While Trump released his tax reform platform this week, the proposals are just the beginning of what will likely be a lengthy negotiation with both Republicans and Democrats in Congress.
US businesses would reap a windfall if President Donald Trump’s plan to cut corporate tax rates and slash taxes on cash parked overseas becomes law, but it was unclear whether they would stimulate a surge in investment and job creation in return.
When pressed with the fact that Trump’s plan would result in large tax reductions for rich people in general, and Donald Trump in particular, Mnuchin simply insisted, over and over, that the plan was not “about” that.
“There’s no question we should try to reduce (the corporate tax rate), but I don’t see how you pay for getting it down that low”, Casey said. This inheritance tax is levied on legacies worth more than $5.45m left after a person dies.
The proposed cut to corporation tax and income tax for the US’s highest earners, has caused outrage among some critics.
US President Donald Trump’s tax plan is skewed to benefit businesses and billionaires, rather than middle- and lower-class Americans.
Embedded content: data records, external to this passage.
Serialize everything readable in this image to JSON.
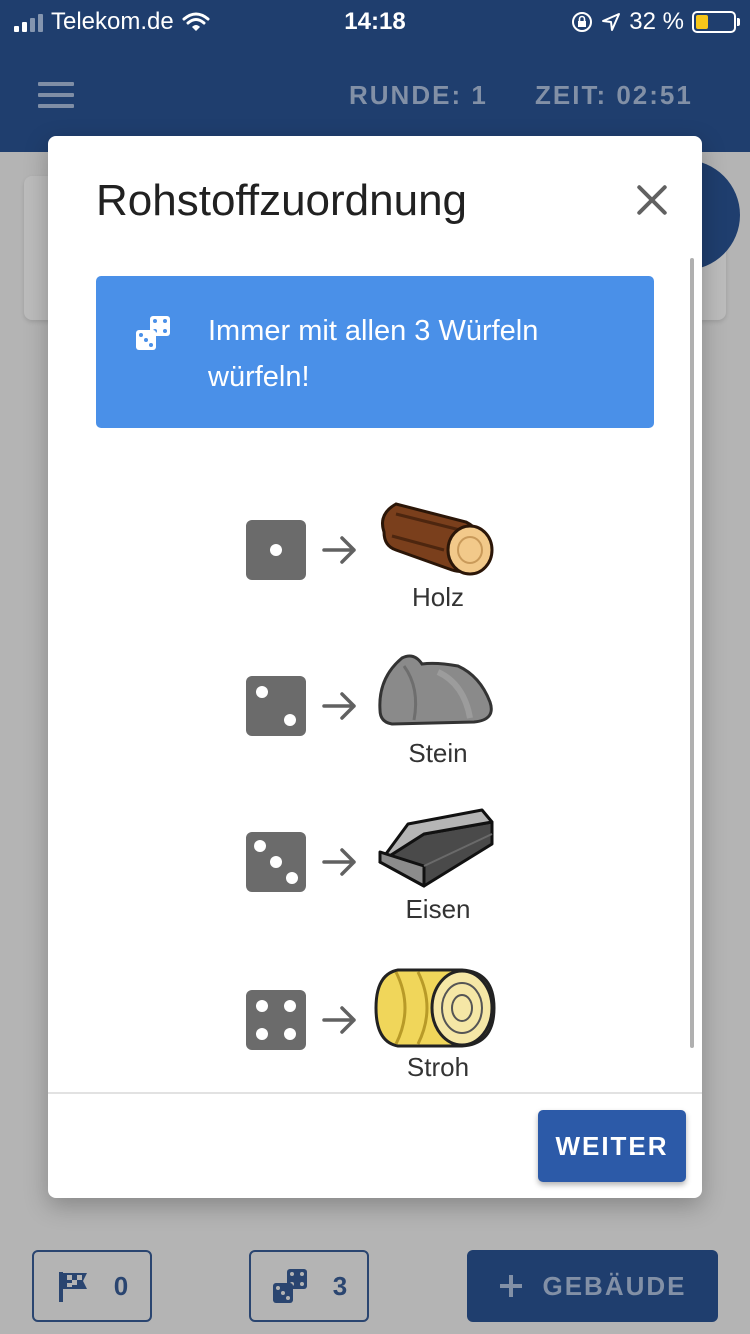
{
  "status_bar": {
    "carrier": "Telekom.de",
    "time": "14:18",
    "battery": "32 %",
    "battery_level": 0.32,
    "icons": [
      "signal-icon",
      "wifi-icon",
      "rotation-lock-icon",
      "location-icon",
      "battery-icon"
    ]
  },
  "header": {
    "menu_icon": "hamburger-menu-icon",
    "round": "RUNDE: 1",
    "time": "ZEIT: 02:51"
  },
  "dialog": {
    "title": "Rohstoffzuordnung",
    "close_icon": "close-icon",
    "info": {
      "icon": "dice-icon",
      "text": "Immer mit allen 3 Würfeln würfeln!"
    },
    "mappings": [
      {
        "die_value": 1,
        "resource": "Holz",
        "image": "wood-log"
      },
      {
        "die_value": 2,
        "resource": "Stein",
        "image": "stone"
      },
      {
        "die_value": 3,
        "resource": "Eisen",
        "image": "iron-ingot"
      },
      {
        "die_value": 4,
        "resource": "Stroh",
        "image": "straw-bale"
      }
    ],
    "continue_label": "WEITER"
  },
  "bottom_bar": {
    "flag_count": "0",
    "dice_count": "3",
    "build_label": "GEBÄUDE",
    "build_icon": "plus-icon"
  },
  "colors": {
    "header_bg": "#1f3e6e",
    "info_bg": "#4a90e8",
    "primary_button": "#2c5aa8",
    "die": "#6b6b6b",
    "battery_fill": "#f5c61a"
  }
}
It would also repeal the estate tax and the alternative minimum tax, which could benefit wealthy taxpayers, including President Trump himself. Rather than simply focusing on cuts, which were emphasized by Cohn and Mnuchin Wednesday, White House budget mavens and members of Congress should be tackling more comprehensive reforms, according to Joe Kennedy, senior fellow at think tank Information Technology and Innovation Foundation and formerly chief economist at the Commerce Department during the George W. Bush and Barack Obama administrations.
Trump would keep the popular deductions for mortgage interest and charitable giving but eliminate many others, including the deduction for state and local taxes. Instead of the current seven tax brackets, there would be only three – 10 percent, 25 percent and 35percent. But one thing is certain: “I would never ever bet against this president”.
And those criticisms could mean Republicans will be on their own when it comes to passing the biggest attempt at tax reform and tax cuts since Ronald Reagan did it more than 30 years ago. This change, the Financial Times’ Matt Klein points out, will hurt richer people more because they tend to live in high-tax states.
“Can you guarantee no one in the middle class is going to pay more?”
Tax cuts reducing them from 39.6 per cent to 15 per cent have been proposed by the USA leader’s administration. These are key Republican goals that would require lawmakers to eliminate or reduce precious tax breaks enjoyed by millions of Americans.
As for the negatives of the tax proposals, there is concern the plan raises the deficit in the short-term.
The one-page proposal released Wednesday seems sure to benefit the president’s businesses.
In its analysis of the Trump plan, the Committee for a Responsible Federal Budget said “no achievable amount of economic growth could finance it” and it would drive the debt to 111 percent of the gross domestic product by 2027, compared with 77 percent now.
Republicans call corporate tax cuts “pro-growth”, saying they will give the economy a boost.
REPORTER: When you talk about the individual tax rates you’re also talking about eliminating some of the taxbreaks.
On the corporate side, the top marginal tax rate would fall from 35 percent to 15 percent.
But most analysts agree that it is unlikely the proposed changes will make their way to Trump’s desk in their current form. They say “taxes take money out of the economy”.
The plan also includes a one-time tax on overseas profits.
White House officials already have said the top corporate tax rate would be reduced from 35 percent to 15 percent. This isn’t speculation. Kansas introduced such a pass-through loophole in its tax cuts package, and revenue hemorrhaged as individuals re-classified themselves as independent contractors, including University of Kansas men’s basketball head coach Bill Self.
The administration has said its tax cuts will spur growth, bringing in tax revenues to make up the difference, a calculation known as “dynamic scoring” which the Trump administration supports.